== What the exercise asks ==
Within the records below, how many lines hold the word "string"? Only the number should be returned.

━━━━━ Input records ━━━━━

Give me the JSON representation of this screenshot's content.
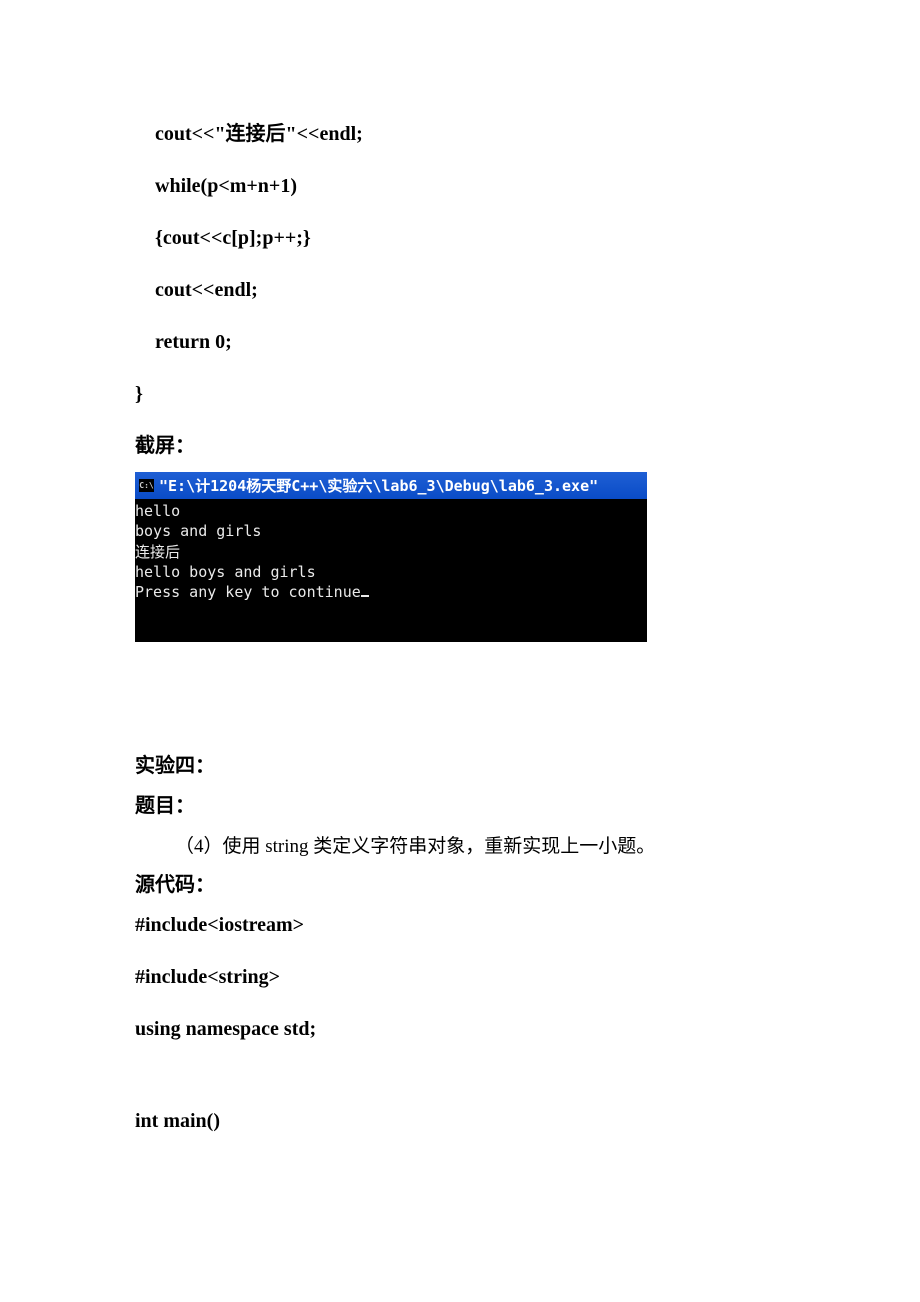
{
  "code_top": [
    "cout<<\"连接后\"<<endl;",
    "while(p<m+n+1)",
    "{cout<<c[p];p++;}",
    "cout<<endl;",
    "return 0;"
  ],
  "brace": "}",
  "label_screenshot": "截屏：",
  "terminal": {
    "icon": "C:\\",
    "title": "\"E:\\计1204杨天野C++\\实验六\\lab6_3\\Debug\\lab6_3.exe\"",
    "lines": [
      "hello",
      "boys and girls",
      "连接后",
      "hello boys and girls",
      "Press any key to continue"
    ]
  },
  "section": {
    "title": "实验四：",
    "subject_label": "题目：",
    "subject_text": "（4）使用 string 类定义字符串对象，重新实现上一小题。",
    "source_label": "源代码："
  },
  "code_bottom": [
    "#include<iostream>",
    "#include<string>",
    "using namespace std;"
  ],
  "code_main": "int main()"
}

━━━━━

== Reply to the task ==
2